Work task :: Only the lines containing "Texto" should appear in the answer, copied from the listing below.
── Information shown
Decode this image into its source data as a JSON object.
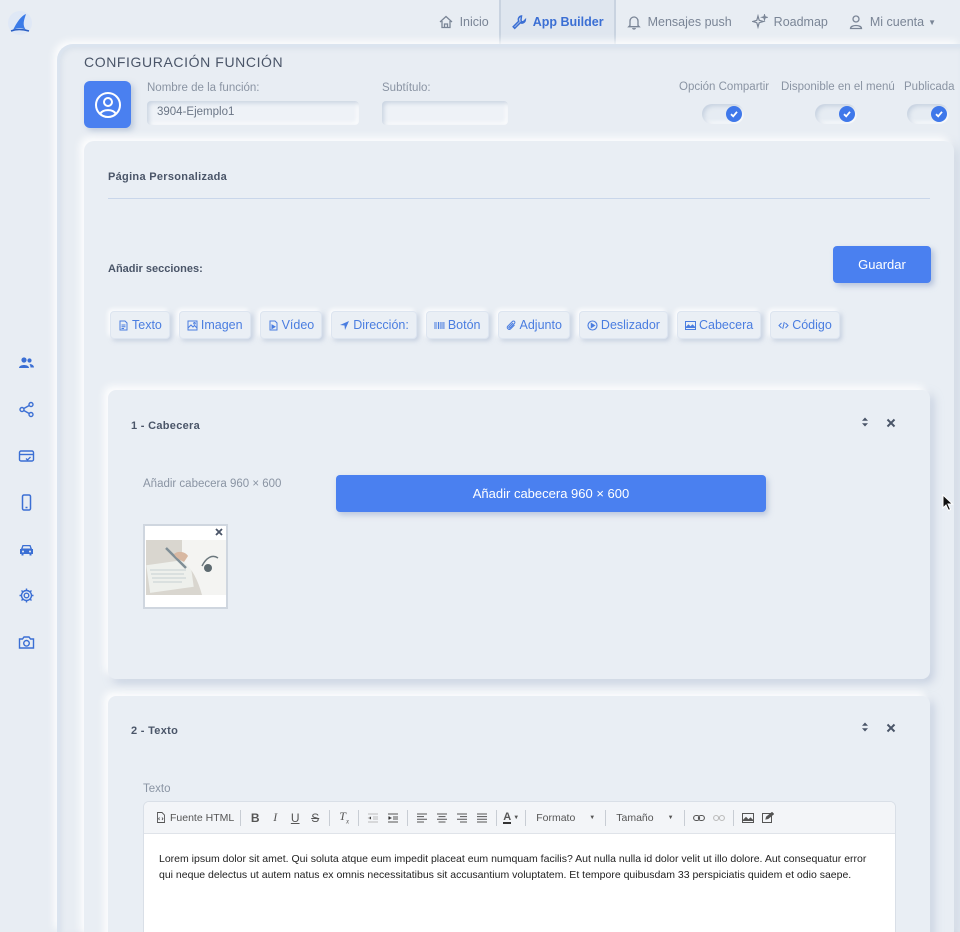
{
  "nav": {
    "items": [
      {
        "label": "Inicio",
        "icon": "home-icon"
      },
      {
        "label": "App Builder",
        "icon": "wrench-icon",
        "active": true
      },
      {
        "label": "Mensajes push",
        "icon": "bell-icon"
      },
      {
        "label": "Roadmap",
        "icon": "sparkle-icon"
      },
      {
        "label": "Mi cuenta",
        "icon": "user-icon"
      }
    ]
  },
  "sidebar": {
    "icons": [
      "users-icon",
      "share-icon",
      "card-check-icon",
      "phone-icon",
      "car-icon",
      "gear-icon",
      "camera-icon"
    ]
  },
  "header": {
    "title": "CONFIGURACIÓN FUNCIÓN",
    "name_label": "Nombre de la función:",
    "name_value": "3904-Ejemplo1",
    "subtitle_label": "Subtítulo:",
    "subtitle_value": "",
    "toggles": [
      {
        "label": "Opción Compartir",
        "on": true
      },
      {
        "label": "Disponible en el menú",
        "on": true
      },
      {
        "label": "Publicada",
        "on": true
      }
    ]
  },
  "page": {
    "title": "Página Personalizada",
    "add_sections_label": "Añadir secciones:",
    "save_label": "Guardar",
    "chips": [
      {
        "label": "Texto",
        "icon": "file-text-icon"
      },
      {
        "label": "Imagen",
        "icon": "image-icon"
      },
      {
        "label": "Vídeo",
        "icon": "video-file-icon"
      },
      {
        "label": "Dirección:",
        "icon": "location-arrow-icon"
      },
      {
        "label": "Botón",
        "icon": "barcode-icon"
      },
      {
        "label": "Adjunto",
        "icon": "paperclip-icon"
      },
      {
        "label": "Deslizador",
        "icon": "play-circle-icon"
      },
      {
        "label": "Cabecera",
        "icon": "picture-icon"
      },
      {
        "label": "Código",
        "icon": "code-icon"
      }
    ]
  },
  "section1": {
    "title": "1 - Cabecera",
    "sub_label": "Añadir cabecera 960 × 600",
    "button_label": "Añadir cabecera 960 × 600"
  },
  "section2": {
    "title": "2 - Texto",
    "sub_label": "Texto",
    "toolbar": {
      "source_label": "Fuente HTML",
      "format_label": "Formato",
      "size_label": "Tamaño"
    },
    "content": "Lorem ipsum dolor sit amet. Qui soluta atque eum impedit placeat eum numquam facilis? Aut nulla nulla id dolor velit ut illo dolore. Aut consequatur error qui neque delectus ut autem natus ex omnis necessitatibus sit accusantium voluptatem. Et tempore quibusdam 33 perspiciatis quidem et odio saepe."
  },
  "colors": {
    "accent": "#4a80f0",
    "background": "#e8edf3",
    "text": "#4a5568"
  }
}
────
Completed task ::
        "label": "Texto",
    "title": "2 - Texto",
    "sub_label": "Texto",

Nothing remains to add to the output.